We’d love to learn more about Nanny Angel Network, an organization you founded in 2009. What inspired you to launch this initiative?
I am a two-time cancer survivor, mother of four, and was the owner of Canada’s premier nanny agency. I recognized a gap in our system of care for moms with cancer and their children. Cancer is not just a tumor. It impacts the entire family. Kids who experience parental cancer without support can develop long-term emotional and psycho-social issues such as depression and anxiety, substance abuse, and more. We learned that intervention, providing support during this difficult time, can prevent many of these problems.
With Mother’s Day this month, talk often turns to the important work moms do every day. How does the Nanny Angel Network support moms when they need it most—and why is this so critical?

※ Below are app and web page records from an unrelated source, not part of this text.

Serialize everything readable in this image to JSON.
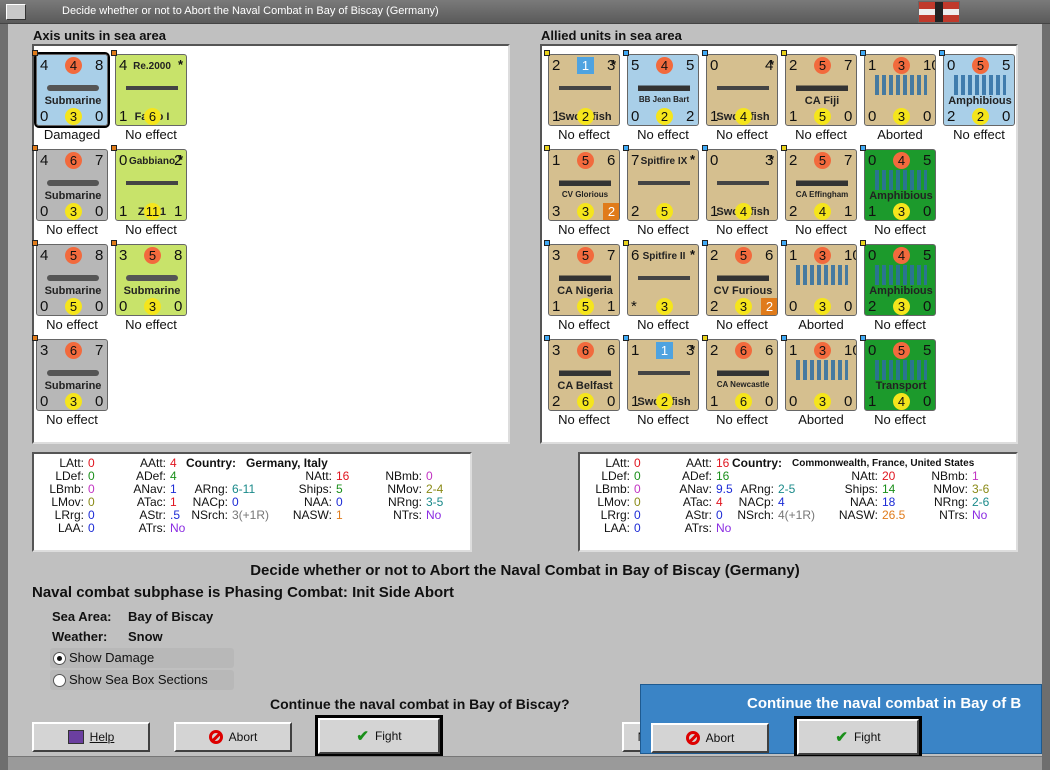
{
  "window": {
    "title": "Decide whether or not to Abort the Naval Combat in Bay of Biscay (Germany)"
  },
  "axis": {
    "header": "Axis units in sea area",
    "units": [
      {
        "kind": "sub",
        "bg": "#a9cfe8",
        "tl": "4",
        "tc": "4",
        "tr": "8",
        "name": "Submarine",
        "bl": "0",
        "bc": "3",
        "br": "0",
        "result": "Damaged",
        "selected": true
      },
      {
        "kind": "air",
        "bg": "#c8e36a",
        "tl": "4",
        "title": "Re.2000",
        "name": "Falco I",
        "bl": "1",
        "bc": "6",
        "result": "No effect"
      },
      {
        "kind": "sub",
        "bg": "#b7b7b7",
        "tl": "4",
        "tc": "6",
        "tr": "7",
        "name": "Submarine",
        "bl": "0",
        "bc": "3",
        "br": "0",
        "result": "No effect"
      },
      {
        "kind": "air",
        "bg": "#c8e36a",
        "tl": "0",
        "title": "Gabbiano",
        "tr": "2",
        "name": "Z.501",
        "bl": "1",
        "bc": "11",
        "br": "1",
        "result": "No effect"
      },
      {
        "kind": "sub",
        "bg": "#b7b7b7",
        "tl": "4",
        "tc": "5",
        "tr": "8",
        "name": "Submarine",
        "bl": "0",
        "bc": "5",
        "br": "0",
        "result": "No effect"
      },
      {
        "kind": "sub",
        "bg": "#c8e36a",
        "tl": "3",
        "tc": "5",
        "tr": "8",
        "name": "Submarine",
        "bl": "0",
        "bc": "3",
        "br": "0",
        "result": "No effect"
      },
      {
        "kind": "sub",
        "bg": "#b7b7b7",
        "tl": "3",
        "tc": "6",
        "tr": "7",
        "name": "Submarine",
        "bl": "0",
        "bc": "3",
        "br": "0",
        "result": "No effect"
      }
    ],
    "stats": {
      "latt": "0",
      "ldef": "0",
      "lbmb": "0",
      "lmov": "0",
      "lrng": "0",
      "laa": "0",
      "aatt": "4",
      "adef": "4",
      "anav": "1",
      "atac": "1",
      "astr": ".5",
      "atrs": "No",
      "country_label": "Country:",
      "country": "Germany, Italy",
      "arng": "6-11",
      "nacp": "0",
      "nsrch": "3(+1R)",
      "natt": "16",
      "ships": "5",
      "naa": "0",
      "nasw": "1",
      "nbmb": "0",
      "nmov": "2-4",
      "nrng": "3-5",
      "ntrs": "No"
    }
  },
  "allied": {
    "header": "Allied units in sea area",
    "units": [
      {
        "kind": "air",
        "bg": "#d5bf8f",
        "tl": "2",
        "tc": "1",
        "tr": "3",
        "name": "Swordfish",
        "bl": "1",
        "bc": "2",
        "result": "No effect"
      },
      {
        "kind": "ship",
        "bg": "#a9cfe8",
        "tl": "5",
        "tc": "4",
        "tr": "5",
        "name": "BB Jean Bart",
        "bl": "0",
        "bc": "2",
        "br": "2",
        "result": "No effect"
      },
      {
        "kind": "air",
        "bg": "#d5bf8f",
        "tl": "0",
        "tr": "4",
        "name": "Swordfish",
        "bl": "1",
        "bc": "4",
        "result": "No effect"
      },
      {
        "kind": "ship",
        "bg": "#d5bf8f",
        "tl": "2",
        "tc": "5",
        "tr": "7",
        "name": "CA Fiji",
        "bl": "1",
        "bc": "5",
        "br": "0",
        "result": "No effect"
      },
      {
        "kind": "conv",
        "bg": "#d5bf8f",
        "tl": "1",
        "tc": "3",
        "tr": "10",
        "name": "",
        "bl": "0",
        "bc": "3",
        "br": "0",
        "result": "Aborted"
      },
      {
        "kind": "amph",
        "bg": "#a9cfe8",
        "tl": "0",
        "tc": "5",
        "tr": "5",
        "name": "Amphibious",
        "bl": "2",
        "bc": "2",
        "br": "0",
        "result": "No effect"
      },
      {
        "kind": "ship",
        "bg": "#d5bf8f",
        "tl": "1",
        "tc": "5",
        "tr": "6",
        "name": "CV Glorious",
        "bl": "3",
        "bc": "3",
        "br": "2",
        "result": "No effect"
      },
      {
        "kind": "air",
        "bg": "#d5bf8f",
        "tl": "7",
        "title": "Spitfire IX",
        "name": "",
        "bl": "2",
        "bc": "5",
        "result": "No effect"
      },
      {
        "kind": "air",
        "bg": "#d5bf8f",
        "tl": "0",
        "tr": "3",
        "name": "Swordfish",
        "bl": "1",
        "bc": "4",
        "result": "No effect"
      },
      {
        "kind": "ship",
        "bg": "#d5bf8f",
        "tl": "2",
        "tc": "5",
        "tr": "7",
        "name": "CA Effingham",
        "bl": "2",
        "bc": "4",
        "br": "1",
        "result": "No effect"
      },
      {
        "kind": "amph",
        "bg": "#1c9a2c",
        "tl": "0",
        "tc": "4",
        "tr": "5",
        "name": "Amphibious",
        "bl": "1",
        "bc": "3",
        "br": "0",
        "result": "No effect"
      },
      {
        "kind": "ship",
        "bg": "#d5bf8f",
        "tl": "3",
        "tc": "5",
        "tr": "7",
        "name": "CA Nigeria",
        "bl": "1",
        "bc": "5",
        "br": "1",
        "result": "No effect"
      },
      {
        "kind": "air",
        "bg": "#d5bf8f",
        "tl": "6",
        "title": "Spitfire II",
        "name": "",
        "bl": "*",
        "bc": "3",
        "result": "No effect"
      },
      {
        "kind": "ship",
        "bg": "#d5bf8f",
        "tl": "2",
        "tc": "5",
        "tr": "6",
        "name": "CV Furious",
        "bl": "2",
        "bc": "3",
        "br": "2",
        "result": "No effect"
      },
      {
        "kind": "conv",
        "bg": "#d5bf8f",
        "tl": "1",
        "tc": "3",
        "tr": "10",
        "name": "",
        "bl": "0",
        "bc": "3",
        "br": "0",
        "result": "Aborted"
      },
      {
        "kind": "amph",
        "bg": "#1c9a2c",
        "tl": "0",
        "tc": "4",
        "tr": "5",
        "name": "Amphibious",
        "bl": "2",
        "bc": "3",
        "br": "0",
        "result": "No effect"
      },
      {
        "kind": "ship",
        "bg": "#d5bf8f",
        "tl": "3",
        "tc": "6",
        "tr": "6",
        "name": "CA Belfast",
        "bl": "2",
        "bc": "6",
        "br": "0",
        "result": "No effect"
      },
      {
        "kind": "air",
        "bg": "#d5bf8f",
        "tl": "1",
        "tc": "1",
        "tr": "3",
        "name": "Swordfish",
        "bl": "1",
        "bc": "2",
        "result": "No effect"
      },
      {
        "kind": "ship",
        "bg": "#d5bf8f",
        "tl": "2",
        "tc": "6",
        "tr": "6",
        "name": "CA Newcastle",
        "bl": "1",
        "bc": "6",
        "br": "0",
        "result": "No effect"
      },
      {
        "kind": "conv",
        "bg": "#d5bf8f",
        "tl": "1",
        "tc": "3",
        "tr": "10",
        "name": "",
        "bl": "0",
        "bc": "3",
        "br": "0",
        "result": "Aborted"
      },
      {
        "kind": "amph",
        "bg": "#1c9a2c",
        "tl": "0",
        "tc": "5",
        "tr": "5",
        "name": "Transport",
        "bl": "1",
        "bc": "4",
        "br": "0",
        "result": "No effect"
      }
    ],
    "stats": {
      "latt": "0",
      "ldef": "0",
      "lbmb": "0",
      "lmov": "0",
      "lrng": "0",
      "laa": "0",
      "aatt": "16",
      "adef": "16",
      "anav": "9.5",
      "atac": "4",
      "astr": "0",
      "atrs": "No",
      "country_label": "Country:",
      "country": "Commonwealth, France, United States",
      "arng": "2-5",
      "nacp": "4",
      "nsrch": "4(+1R)",
      "natt": "20",
      "ships": "14",
      "naa": "18",
      "nasw": "26.5",
      "nbmb": "1",
      "nmov": "3-6",
      "nrng": "2-6",
      "ntrs": "No"
    }
  },
  "labels": {
    "latt": "LAtt:",
    "ldef": "LDef:",
    "lbmb": "LBmb:",
    "lmov": "LMov:",
    "lrng": "LRrg:",
    "laa": "LAA:",
    "aatt": "AAtt:",
    "adef": "ADef:",
    "anav": "ANav:",
    "atac": "ATac:",
    "astr": "AStr:",
    "atrs": "ATrs:",
    "arng": "ARng:",
    "nacp": "NACp:",
    "nsrch": "NSrch:",
    "natt": "NAtt:",
    "ships": "Ships:",
    "naa": "NAA:",
    "nasw": "NASW:",
    "nbmb": "NBmb:",
    "nmov": "NMov:",
    "nrng": "NRng:",
    "ntrs": "NTrs:"
  },
  "info": {
    "heading": "Decide whether or not to Abort the Naval Combat in Bay of Biscay (Germany)",
    "subphase": "Naval combat subphase is Phasing Combat: Init Side Abort",
    "sea_area_label": "Sea Area:",
    "sea_area": "Bay of Biscay",
    "weather_label": "Weather:",
    "weather": "Snow",
    "show_damage": "Show Damage",
    "show_sections": "Show Sea Box Sections",
    "question": "Continue the naval combat in Bay of Biscay?"
  },
  "buttons": {
    "help": "Help",
    "abort": "Abort",
    "fight": "Fight",
    "no": "N"
  },
  "popup": {
    "text": "Continue the naval combat in Bay of B",
    "abort": "Abort",
    "fight": "Fight"
  },
  "colors": {
    "attack": "#f26a3d",
    "defense": "#f5e51c",
    "damaged": "#4fa3e0"
  }
}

Moms are the primary caregivers in most cases. When they become ill, they don’t have the luxury of resting and getting well. They still have all the responsibilities of motherhood and running a household. NAN provides free, prepared meals during the most challenging time of her treatment. This was especially important during the pandemic as moms with cancer are immunocompromised and afraid to shop.
NAN also provides Child Life counseling for children experiencing the grief and anxiety associated with their mom’s illness or death. Volunteer Angels provide four hours a week of in-home support to give kids a sense of normalcy during a highly stressful time. We have many virtual support programs too, such as Fun in a Box, Homework Club, and support groups for teens, surviving parents, and moms with cancer. Cancer doesn’t care what you have in your bank account and neither does NAN. All of our programs are free of charge for families enduring a cancer journey.
What is your hope for the future of the organization?
It is my hope that any mom with cancer in North America would have access to NAN in my lifetime.